First, Cisco announced they were discontinuing their Flip line of camcorders. Flip had emerged as the dominant brand name for ultra-portable consumer grade camcorders; the video equivalent of point-and-shoot digital cameras. For about a hundred bucks you could get a camcorder that fit in your pocket and took YouTube-ready video. Most models even have USB adapters for easy charging and one-button uploads to your website of choice.
I got one last summer, and my experience foreshadows Cisco's decision to end the line. It was a great piece of technology - worked well, easy to use, and took high enough quality video for what I needed - but I could not get in the habit of carrying another dedicated piece of technology at all times. If I need a quick spur-of-the-moment video, I use my iPhone. If I need something more sophisticated, I usually have enough advance notice to bring a full camcorder along. Apparently this was the general consensus, and the Flip is joining the list of useful-but-obsolete gadgets.
The second article shows how design firm Artefact is moving in the opposite direction; their goal is to create the first "smart camera".
Working on the "If you can't beat 'em, join 'em" philosophy, Artefact's plan is to make digital cameras more like smartphones. This would introduce such features as wireless handheld viewfinders (that look suspiciously like a smartphone), touchscreen controls, accelerometers, and dedicated apps.
The idea of integrating apps is potentially the most revolutionary. The primary reason most people use their phone instead of a stand-alone camera is the phone makes it easier to edit, organize, and share photos without having to transfer files to a computer first. If my camera had a direct connection to Facebook (or Picasa, or Flicker, or my company's website) and native photo editing software, the smartphone loses that advantage. Now the decision comes down to the photo quality I need; for most consumers the smartphone will be enough, but for professionals and hobbyists the full camera - complete with interchangeable lenses! - wins hands down.

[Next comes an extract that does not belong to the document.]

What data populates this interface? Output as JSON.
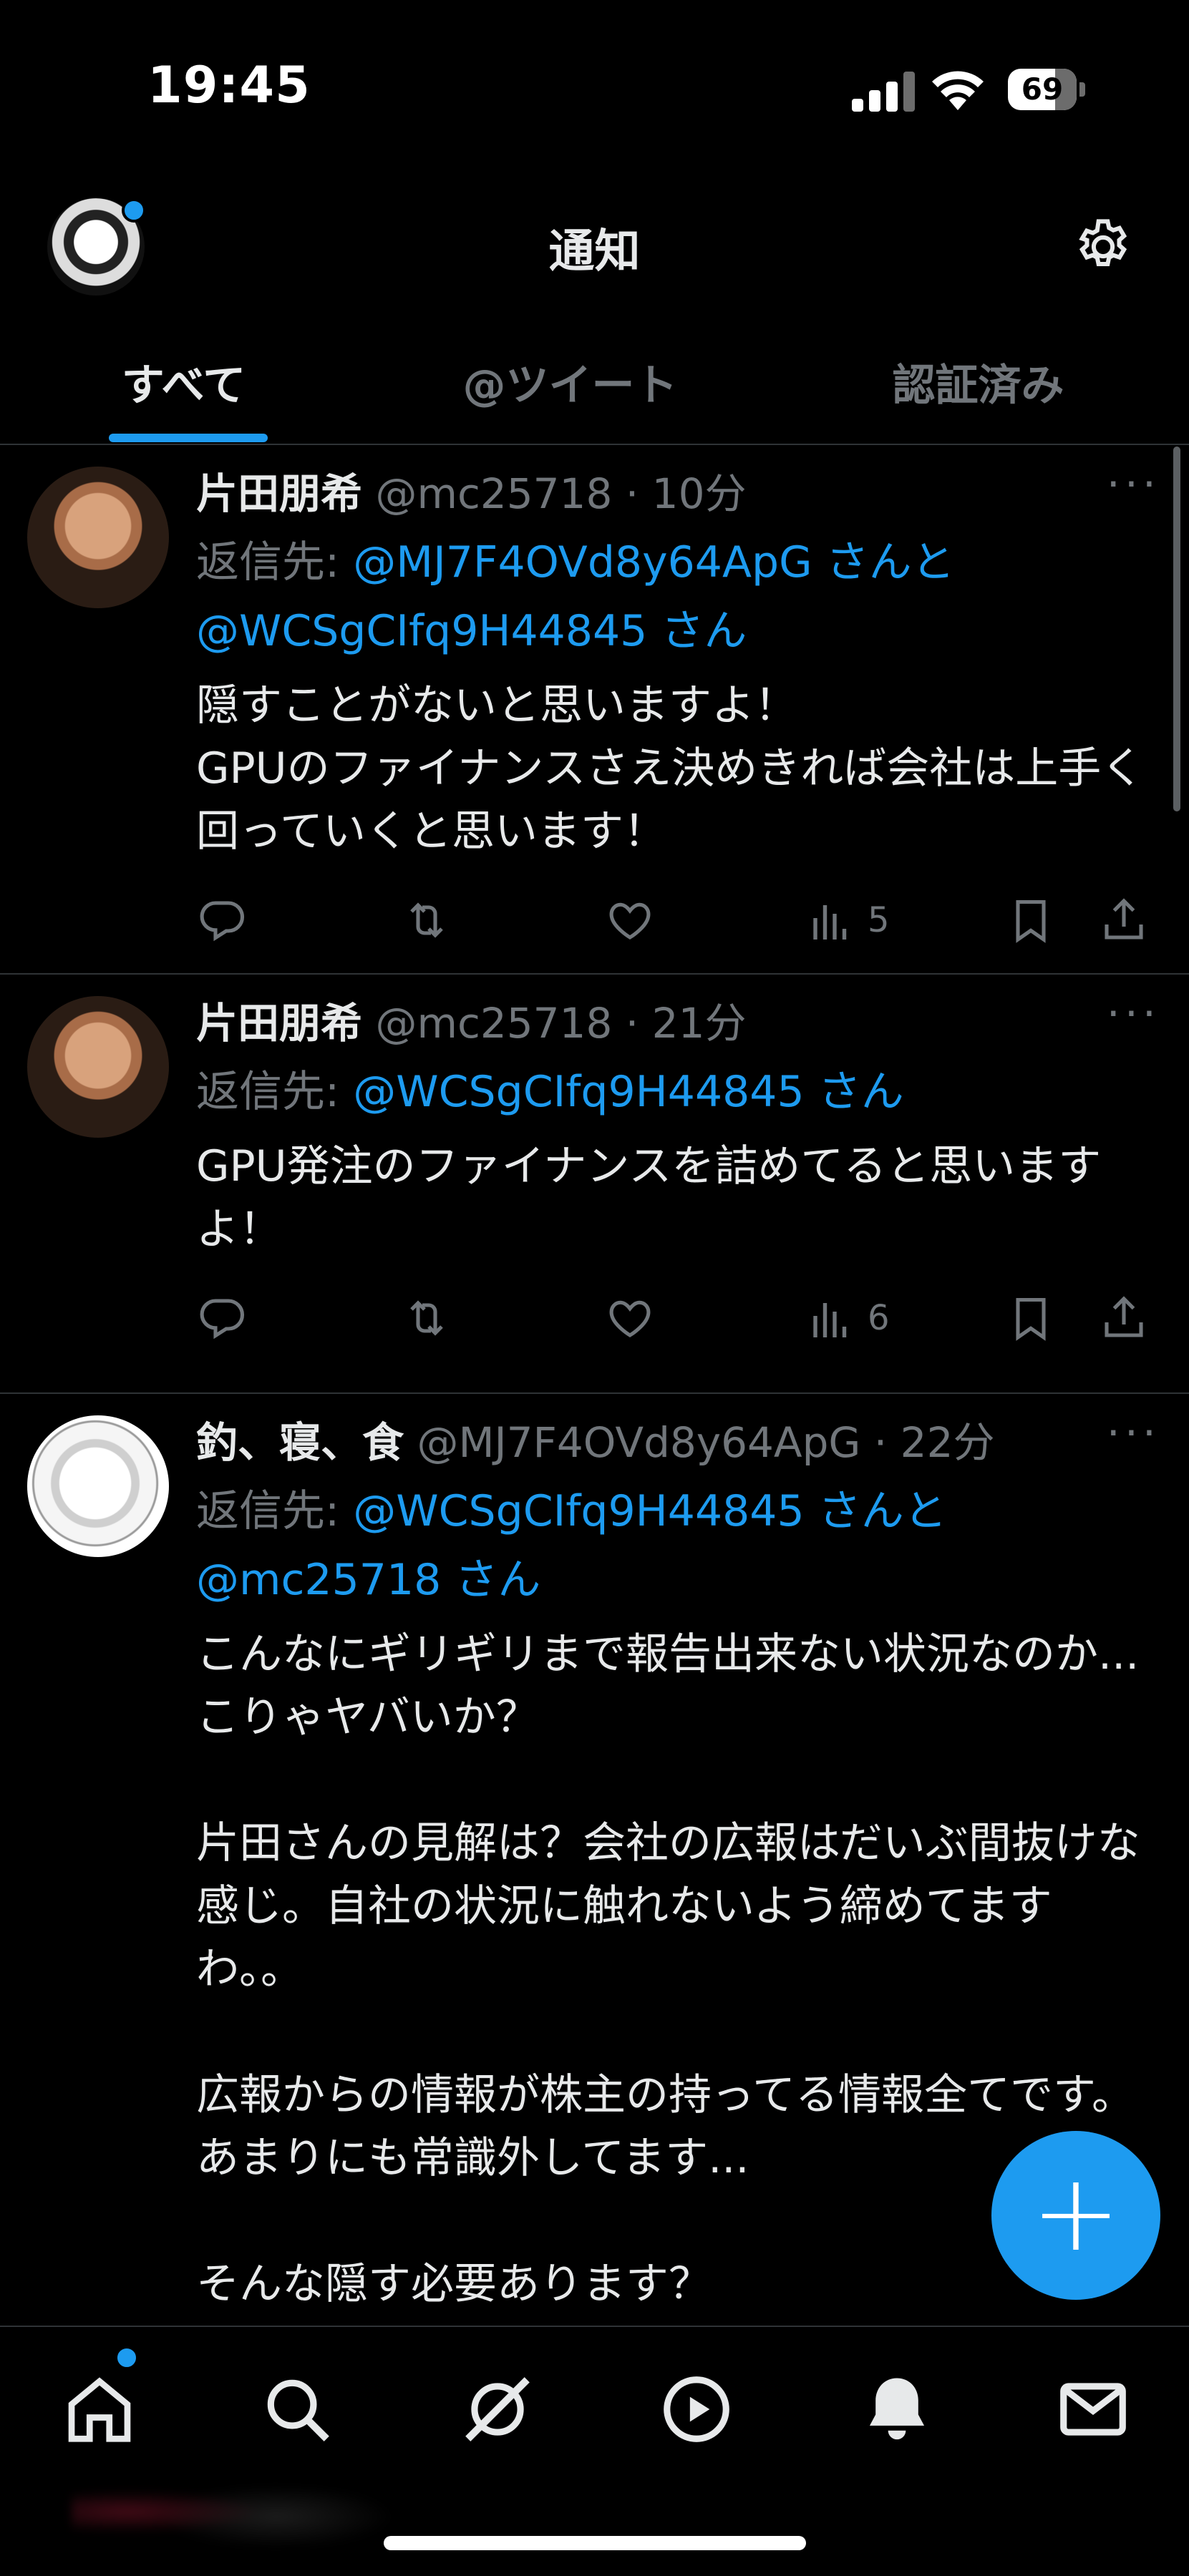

What is notable about both these articles is that the changes they describe were motivated or inspired by smartphone adoption. We are evolving towards increasingly multi-functional, omnipresent, always connected devices. As marketers this should influence whether you create your sales tools as stand alone resources or dedicated smartphone apps.